In each episode, your Oddities of Violence hosts interview an expert studying terrorism, genocide, or the philosophy of violence, exploring overlooked or under-appreciated examples that challenge how we think about the boundaries of violence. We cover topics ranging from the Peloponnesian War, the anxieties of the Roman Empire, and panic over organized arson in early-modern European, to Jewish anti-Fascist violence, starvation and revolution in Khmer Rouge Cambodia, and the role of “magical thinking” in modern violence, up to new legal interpretations of Indigenous genocide in North America, on-line violent extremism, and the meaning and uses of the idea of the New to make sense of contemporary protest and violence.
Your Hosts are Gavin Cameron, Joshua D. Goldstein, and Maureen Hiebert, all from the Dept. of Political Science at UCalgary. The producer and lead Research Assistant is Alejandra Vivas Suarez.
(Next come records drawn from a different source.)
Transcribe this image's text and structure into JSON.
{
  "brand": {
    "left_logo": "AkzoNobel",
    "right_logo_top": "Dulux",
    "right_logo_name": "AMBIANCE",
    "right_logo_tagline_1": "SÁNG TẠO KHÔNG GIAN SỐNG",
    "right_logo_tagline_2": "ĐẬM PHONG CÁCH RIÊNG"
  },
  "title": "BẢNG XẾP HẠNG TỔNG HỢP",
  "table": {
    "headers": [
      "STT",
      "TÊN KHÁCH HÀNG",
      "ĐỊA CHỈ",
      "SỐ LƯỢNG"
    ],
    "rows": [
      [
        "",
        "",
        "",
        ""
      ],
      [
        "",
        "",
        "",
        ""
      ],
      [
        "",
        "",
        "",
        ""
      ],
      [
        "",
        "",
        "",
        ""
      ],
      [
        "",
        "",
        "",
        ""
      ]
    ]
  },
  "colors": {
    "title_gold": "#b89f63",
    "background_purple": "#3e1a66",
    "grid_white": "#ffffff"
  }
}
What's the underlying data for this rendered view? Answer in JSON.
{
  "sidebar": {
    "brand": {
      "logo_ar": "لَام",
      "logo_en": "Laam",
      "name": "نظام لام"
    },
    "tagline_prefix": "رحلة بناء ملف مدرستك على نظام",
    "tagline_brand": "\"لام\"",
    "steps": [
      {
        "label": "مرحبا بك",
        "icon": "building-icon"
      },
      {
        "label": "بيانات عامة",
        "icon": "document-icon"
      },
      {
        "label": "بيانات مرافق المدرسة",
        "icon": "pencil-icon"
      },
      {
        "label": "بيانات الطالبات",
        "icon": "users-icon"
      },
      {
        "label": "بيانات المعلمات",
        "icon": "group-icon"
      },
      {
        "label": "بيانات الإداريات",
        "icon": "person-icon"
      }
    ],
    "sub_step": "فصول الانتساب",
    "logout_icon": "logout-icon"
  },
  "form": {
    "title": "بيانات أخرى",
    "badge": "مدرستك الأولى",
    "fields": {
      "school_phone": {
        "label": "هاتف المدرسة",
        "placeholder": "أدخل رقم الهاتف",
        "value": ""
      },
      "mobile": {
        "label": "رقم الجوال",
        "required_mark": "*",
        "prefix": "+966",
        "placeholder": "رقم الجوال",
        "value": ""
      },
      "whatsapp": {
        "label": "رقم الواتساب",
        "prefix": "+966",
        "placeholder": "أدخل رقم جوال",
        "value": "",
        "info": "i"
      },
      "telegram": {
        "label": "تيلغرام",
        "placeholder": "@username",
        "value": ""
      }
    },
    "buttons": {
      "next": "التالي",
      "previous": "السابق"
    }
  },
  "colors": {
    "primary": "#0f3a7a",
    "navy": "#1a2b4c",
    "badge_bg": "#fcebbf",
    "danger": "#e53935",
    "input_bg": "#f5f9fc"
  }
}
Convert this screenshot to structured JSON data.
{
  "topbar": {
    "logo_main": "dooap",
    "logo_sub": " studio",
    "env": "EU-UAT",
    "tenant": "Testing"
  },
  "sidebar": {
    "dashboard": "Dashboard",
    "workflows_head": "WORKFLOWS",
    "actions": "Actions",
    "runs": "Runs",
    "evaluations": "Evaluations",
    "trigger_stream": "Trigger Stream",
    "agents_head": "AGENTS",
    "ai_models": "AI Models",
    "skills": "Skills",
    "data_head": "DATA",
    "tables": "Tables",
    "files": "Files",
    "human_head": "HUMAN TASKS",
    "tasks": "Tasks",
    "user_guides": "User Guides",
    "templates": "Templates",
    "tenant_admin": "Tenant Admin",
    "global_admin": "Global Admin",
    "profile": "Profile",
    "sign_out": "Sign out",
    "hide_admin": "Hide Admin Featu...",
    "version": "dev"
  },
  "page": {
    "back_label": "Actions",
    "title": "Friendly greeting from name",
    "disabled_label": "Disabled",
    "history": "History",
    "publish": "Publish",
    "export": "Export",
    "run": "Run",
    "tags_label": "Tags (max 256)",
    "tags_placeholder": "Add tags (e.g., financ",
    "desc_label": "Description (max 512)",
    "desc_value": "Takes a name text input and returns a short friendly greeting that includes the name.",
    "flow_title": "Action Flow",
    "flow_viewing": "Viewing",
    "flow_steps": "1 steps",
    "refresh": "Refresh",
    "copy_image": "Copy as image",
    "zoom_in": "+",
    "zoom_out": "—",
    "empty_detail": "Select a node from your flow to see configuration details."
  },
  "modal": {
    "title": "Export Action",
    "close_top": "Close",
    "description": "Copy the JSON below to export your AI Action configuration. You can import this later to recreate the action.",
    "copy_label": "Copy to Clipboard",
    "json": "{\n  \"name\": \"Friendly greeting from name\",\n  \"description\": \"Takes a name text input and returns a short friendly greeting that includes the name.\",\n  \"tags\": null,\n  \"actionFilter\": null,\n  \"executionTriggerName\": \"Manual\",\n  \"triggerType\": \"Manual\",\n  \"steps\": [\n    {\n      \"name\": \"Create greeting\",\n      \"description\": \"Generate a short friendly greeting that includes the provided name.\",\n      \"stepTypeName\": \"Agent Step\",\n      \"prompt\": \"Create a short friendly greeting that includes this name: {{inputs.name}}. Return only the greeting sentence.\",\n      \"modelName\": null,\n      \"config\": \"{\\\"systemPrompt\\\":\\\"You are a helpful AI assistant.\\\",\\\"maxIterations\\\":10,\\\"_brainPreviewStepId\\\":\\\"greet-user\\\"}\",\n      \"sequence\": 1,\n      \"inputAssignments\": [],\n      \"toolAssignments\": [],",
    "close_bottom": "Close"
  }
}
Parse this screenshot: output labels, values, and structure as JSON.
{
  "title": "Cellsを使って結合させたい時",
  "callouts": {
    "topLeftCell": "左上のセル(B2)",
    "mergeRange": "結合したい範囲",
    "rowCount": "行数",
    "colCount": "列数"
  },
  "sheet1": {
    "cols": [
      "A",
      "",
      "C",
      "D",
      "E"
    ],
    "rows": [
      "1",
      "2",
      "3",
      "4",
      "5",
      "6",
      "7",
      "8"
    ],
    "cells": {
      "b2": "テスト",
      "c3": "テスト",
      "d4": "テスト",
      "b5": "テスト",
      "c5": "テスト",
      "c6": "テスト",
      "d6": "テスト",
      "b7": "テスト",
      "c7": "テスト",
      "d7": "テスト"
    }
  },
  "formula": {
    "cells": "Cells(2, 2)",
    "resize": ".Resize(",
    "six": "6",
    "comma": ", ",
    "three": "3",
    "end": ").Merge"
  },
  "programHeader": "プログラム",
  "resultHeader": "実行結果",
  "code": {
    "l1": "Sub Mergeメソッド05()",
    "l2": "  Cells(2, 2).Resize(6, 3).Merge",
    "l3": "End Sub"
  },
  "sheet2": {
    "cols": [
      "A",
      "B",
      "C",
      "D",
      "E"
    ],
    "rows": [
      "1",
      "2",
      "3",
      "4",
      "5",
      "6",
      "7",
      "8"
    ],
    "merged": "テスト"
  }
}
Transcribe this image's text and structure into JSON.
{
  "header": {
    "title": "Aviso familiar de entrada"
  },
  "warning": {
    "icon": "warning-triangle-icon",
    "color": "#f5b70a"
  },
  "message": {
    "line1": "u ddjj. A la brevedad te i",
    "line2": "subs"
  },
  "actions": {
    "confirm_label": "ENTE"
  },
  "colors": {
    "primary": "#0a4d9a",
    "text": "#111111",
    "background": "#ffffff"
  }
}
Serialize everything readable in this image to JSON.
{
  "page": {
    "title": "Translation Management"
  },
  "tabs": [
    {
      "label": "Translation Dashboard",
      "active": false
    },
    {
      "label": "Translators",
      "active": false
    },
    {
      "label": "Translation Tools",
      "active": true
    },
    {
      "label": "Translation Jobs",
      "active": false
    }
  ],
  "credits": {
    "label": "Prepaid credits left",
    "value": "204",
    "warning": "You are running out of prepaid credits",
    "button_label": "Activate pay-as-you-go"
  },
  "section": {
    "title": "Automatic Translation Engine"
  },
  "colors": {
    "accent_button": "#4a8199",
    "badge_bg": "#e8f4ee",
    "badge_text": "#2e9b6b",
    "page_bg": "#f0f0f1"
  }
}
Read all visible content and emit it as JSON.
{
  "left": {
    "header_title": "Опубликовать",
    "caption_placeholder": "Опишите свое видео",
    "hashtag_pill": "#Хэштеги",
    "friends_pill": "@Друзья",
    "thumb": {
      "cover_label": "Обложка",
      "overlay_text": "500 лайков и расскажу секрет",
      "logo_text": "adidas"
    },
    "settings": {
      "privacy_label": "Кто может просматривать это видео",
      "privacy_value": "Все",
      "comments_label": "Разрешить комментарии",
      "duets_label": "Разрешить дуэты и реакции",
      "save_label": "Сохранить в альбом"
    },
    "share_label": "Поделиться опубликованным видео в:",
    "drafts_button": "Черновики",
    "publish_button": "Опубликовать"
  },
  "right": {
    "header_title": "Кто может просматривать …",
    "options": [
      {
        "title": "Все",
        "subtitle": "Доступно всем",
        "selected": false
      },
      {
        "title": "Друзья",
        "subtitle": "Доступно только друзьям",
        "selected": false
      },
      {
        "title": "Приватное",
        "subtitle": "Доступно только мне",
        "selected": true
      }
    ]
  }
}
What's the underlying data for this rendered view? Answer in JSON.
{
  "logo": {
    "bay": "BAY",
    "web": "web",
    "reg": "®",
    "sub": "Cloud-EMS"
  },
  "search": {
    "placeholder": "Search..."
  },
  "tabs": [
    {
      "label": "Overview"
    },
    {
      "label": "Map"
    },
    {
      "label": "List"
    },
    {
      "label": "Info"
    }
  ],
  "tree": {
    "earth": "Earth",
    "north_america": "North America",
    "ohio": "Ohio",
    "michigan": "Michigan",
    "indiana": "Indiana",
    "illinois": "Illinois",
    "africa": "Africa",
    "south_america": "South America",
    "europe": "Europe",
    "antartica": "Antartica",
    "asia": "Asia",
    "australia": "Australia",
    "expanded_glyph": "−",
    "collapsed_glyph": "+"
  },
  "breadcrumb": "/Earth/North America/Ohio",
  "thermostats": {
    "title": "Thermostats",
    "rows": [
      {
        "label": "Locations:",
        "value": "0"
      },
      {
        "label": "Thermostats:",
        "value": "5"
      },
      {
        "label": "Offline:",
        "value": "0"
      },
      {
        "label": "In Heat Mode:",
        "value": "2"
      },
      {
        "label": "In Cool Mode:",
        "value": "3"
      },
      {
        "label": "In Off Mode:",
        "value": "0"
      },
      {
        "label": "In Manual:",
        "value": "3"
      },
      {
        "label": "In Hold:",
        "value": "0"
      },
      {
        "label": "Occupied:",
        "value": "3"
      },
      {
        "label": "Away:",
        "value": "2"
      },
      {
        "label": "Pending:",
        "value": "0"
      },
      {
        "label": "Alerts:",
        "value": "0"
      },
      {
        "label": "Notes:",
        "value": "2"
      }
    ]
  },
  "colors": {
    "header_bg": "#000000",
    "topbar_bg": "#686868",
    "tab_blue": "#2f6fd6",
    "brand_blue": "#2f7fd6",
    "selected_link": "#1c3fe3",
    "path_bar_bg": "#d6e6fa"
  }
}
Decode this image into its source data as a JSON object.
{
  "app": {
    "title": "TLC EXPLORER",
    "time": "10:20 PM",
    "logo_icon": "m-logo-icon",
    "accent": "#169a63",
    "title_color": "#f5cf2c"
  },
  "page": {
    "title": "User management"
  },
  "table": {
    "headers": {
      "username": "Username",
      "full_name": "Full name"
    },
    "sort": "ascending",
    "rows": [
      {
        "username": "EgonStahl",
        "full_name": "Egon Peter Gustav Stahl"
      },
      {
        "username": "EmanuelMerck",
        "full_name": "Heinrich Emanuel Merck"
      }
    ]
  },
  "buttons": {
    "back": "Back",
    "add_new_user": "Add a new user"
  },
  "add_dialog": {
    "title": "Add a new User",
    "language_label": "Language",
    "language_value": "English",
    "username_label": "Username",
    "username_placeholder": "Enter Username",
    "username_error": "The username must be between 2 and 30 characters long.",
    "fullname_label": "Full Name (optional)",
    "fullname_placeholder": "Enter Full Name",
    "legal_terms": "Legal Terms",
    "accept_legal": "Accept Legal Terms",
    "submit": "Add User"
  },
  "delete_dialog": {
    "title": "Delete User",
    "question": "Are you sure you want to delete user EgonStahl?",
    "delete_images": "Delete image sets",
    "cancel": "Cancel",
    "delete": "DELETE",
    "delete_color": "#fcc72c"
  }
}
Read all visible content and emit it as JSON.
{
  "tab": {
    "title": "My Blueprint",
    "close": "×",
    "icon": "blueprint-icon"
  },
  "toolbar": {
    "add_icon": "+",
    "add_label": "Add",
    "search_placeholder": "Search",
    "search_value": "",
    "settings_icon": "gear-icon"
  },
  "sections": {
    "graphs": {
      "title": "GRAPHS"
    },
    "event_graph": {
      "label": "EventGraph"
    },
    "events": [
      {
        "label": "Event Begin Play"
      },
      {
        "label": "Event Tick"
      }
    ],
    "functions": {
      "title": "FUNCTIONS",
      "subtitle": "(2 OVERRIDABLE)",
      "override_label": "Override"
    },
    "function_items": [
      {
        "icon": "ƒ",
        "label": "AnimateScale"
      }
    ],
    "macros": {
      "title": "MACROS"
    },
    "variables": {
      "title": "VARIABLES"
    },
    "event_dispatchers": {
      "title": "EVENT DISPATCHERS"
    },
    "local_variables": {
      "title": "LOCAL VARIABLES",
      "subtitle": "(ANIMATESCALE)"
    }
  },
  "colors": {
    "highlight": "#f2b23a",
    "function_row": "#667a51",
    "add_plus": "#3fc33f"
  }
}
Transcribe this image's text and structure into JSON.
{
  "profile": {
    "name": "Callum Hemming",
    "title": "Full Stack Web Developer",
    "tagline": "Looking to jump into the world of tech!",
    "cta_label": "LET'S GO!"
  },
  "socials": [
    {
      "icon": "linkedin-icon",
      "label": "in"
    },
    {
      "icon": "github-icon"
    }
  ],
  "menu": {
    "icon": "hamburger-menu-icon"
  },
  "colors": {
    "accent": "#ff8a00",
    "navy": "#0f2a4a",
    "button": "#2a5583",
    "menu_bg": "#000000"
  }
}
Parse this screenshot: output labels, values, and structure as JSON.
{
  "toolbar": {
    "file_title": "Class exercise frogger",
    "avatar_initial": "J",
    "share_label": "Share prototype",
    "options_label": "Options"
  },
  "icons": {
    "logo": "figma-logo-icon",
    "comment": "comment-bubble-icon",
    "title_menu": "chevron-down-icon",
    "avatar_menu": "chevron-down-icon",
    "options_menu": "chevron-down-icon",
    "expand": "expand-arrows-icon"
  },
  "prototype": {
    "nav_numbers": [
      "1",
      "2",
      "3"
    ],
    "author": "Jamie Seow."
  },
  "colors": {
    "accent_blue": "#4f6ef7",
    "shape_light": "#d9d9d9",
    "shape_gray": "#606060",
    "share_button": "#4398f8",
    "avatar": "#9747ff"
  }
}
Artwork by Leanna Santucci. Music by Kai Engel from the Free Music Archive.
For more on the Oddities of Violence project see: https://odditiesofviolence.
Episode 0: An Introduction to This Odd Violence
Episode 0: An Introduction to This Odd Violence Professors Hiebert, Goldstein and Cameron, from the University of Calgary Political Science Department, share the reasons that brought them together and led them to this project, and what their goal is. Intro…
Episode 1: Thucydides on the Peloponnesian War
Episode 1: Thucydides on the Peloponnesian War Professor Rachel Bruzzone, from Bilkent University (Turkey), speaks from Greece about Thucydides' own life in the midst of internecine war, and its advice to future generations. Music by Kai Engel, from the Free…
Episode 2: The Genocide of the Carthaginian
Episode 2: The Genocide of the Carthaginian Professor Tristan Taylor, from the University of New England (Australia), draws a line connecting two events centuries apart: Rome's genocidal violence against Carthage, and its age of persecution of Christians. Music by Kai…
Episode 3: Let Die in Democratic Kampuchea
Episode 3: Let Die in Democratic Kampuchea Professor James Tyner, from Kent State University (United States) addresses common misunderstandings in the history of the Khmer Rouge, its economic reality, and its political campaign of mass neglect.
Episode 4: Voegelin's Theory of Extreme, Delusional Violence
Episode 4: Voegelin's Theory of Extreme, Delusional Violence Professor of Political Theory Barry Cooper, from the University of Calgary, focuses on the life and work of German-American scholar Eric Voegelin, and his various insights into the mind of political extremism.
Episode 5: Anarchist Ideology and the Ethics of Terroristic Violence
Episode 5: Anarchist Ideology and the Ethics of Terroristic Violence Professor Or Arthur Honig, from Tokyo International University (Japan), reflects on the lives of Jewish assassins during the rise of Nazi Germany, and on the misconstrued relation between intervention and…
Episode 6: A Fight for the Status of Violent
Episode 6: A Fight for the Status of Violent "Novelty" Professor Marta Bashovski, from the University of Regina (Canada), reflects on the fraught debate on what constitutes novelty and commonplace in political conversations meant to address violence.
Episode 7: The London Fire of 1666, or the Birth of the Modern State
Episode 7: The London Fire of 1666, or the Birth of the Modern State Professor Johannes Dillinger, from Brookes University (England), recovers the memory of a world before the rise of the Modern State, and explains how the fear of…